Essence

Practice
Simodont Dental Trainer is a top quality, highly reliable dental simulator. Students use Simodont Dental Trainer to develop their manual skills in a realistic virtual world, while getting feedback on their decisions and abilities. Simodont is changing the way that students learn and the way in which they master competences.

Operation
The Simodont Dental Trainer consists of a small projection screen (in the position normally occupied by a patient) onto which is projected an image of the mouth and teeth. Users wear stereoscopic spectacles, which allow them to view the images in 3D. A physical drill handle is situated below the screen. It has a virtual tip, which can be used to drill into the projected teeth.

If the virtual drill comes into contact with a virtual element, then the student has the same tactile sensation as they would with a real tooth. This is unique to the Simodont. It uses virtual teeth but these feel real when you touch them with the drill. Healthy enamel feels harder than carious tissue, for example.

Simulator and courseware
The Simodont Dental Trainer project is not limited to the development of a simulator that enables students to drill virtual holes in virtual teeth. It forms the heart of an entire learning system - the courseware. Students have to treat the problems presented by the simulator, while taking the patient’s history into account. Students start with the courseware. They are then presented with a problem, after which they draw up a treatment plan, and select virtual instruments. Only then do they start work at the simulator. While students are drilling, the courseware is in constant communication with the simulator.
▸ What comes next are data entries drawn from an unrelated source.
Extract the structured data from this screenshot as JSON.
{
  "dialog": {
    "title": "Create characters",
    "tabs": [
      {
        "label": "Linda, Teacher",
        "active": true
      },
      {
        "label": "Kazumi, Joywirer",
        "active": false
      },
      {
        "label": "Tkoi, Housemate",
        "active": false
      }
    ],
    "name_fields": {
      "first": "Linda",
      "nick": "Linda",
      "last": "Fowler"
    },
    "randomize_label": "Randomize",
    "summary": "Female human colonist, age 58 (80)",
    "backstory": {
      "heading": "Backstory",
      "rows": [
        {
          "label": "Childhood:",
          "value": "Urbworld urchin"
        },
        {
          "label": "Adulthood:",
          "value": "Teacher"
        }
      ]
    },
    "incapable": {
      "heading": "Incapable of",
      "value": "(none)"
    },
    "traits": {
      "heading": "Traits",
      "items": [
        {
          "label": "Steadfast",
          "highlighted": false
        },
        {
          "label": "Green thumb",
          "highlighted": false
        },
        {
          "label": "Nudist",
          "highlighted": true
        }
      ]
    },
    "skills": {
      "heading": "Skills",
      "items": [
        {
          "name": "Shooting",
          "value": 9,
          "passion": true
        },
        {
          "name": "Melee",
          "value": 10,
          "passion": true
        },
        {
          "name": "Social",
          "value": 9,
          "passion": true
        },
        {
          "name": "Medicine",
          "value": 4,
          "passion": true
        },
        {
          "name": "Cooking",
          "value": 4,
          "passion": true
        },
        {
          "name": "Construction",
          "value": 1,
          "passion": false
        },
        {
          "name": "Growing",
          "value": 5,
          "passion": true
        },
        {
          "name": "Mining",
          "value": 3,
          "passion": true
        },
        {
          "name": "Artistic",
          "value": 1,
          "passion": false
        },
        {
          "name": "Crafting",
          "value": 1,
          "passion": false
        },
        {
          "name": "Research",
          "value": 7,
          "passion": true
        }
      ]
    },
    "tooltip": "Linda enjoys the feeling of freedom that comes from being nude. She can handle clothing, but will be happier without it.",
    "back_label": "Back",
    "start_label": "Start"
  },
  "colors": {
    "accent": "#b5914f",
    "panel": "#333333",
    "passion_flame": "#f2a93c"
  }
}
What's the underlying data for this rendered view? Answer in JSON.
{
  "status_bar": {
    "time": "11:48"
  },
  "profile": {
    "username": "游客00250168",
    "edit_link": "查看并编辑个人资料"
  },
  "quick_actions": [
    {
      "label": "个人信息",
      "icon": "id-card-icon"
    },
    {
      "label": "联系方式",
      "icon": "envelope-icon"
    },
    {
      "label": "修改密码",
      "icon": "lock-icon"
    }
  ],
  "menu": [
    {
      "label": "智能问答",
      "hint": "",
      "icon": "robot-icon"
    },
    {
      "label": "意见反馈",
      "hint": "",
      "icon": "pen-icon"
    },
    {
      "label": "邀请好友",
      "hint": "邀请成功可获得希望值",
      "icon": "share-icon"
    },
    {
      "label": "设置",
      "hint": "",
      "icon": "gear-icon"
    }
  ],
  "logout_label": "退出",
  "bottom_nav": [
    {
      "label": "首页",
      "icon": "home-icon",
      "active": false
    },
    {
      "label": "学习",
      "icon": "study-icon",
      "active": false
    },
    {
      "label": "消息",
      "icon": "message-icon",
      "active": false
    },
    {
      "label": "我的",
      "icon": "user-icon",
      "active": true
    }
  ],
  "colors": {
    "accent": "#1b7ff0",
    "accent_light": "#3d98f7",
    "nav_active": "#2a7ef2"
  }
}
If a student’s drill penetrates the enamel and enters the dentine, the simulator recognizes this and communicates this information to the courseware. When instructing students about a particular case, and if it useful to do so, the simulator can be paused and a relevant question will appear on the courseware screen. This creates a link between theory and practice that is difficult to achieve in the context of current preclinical training.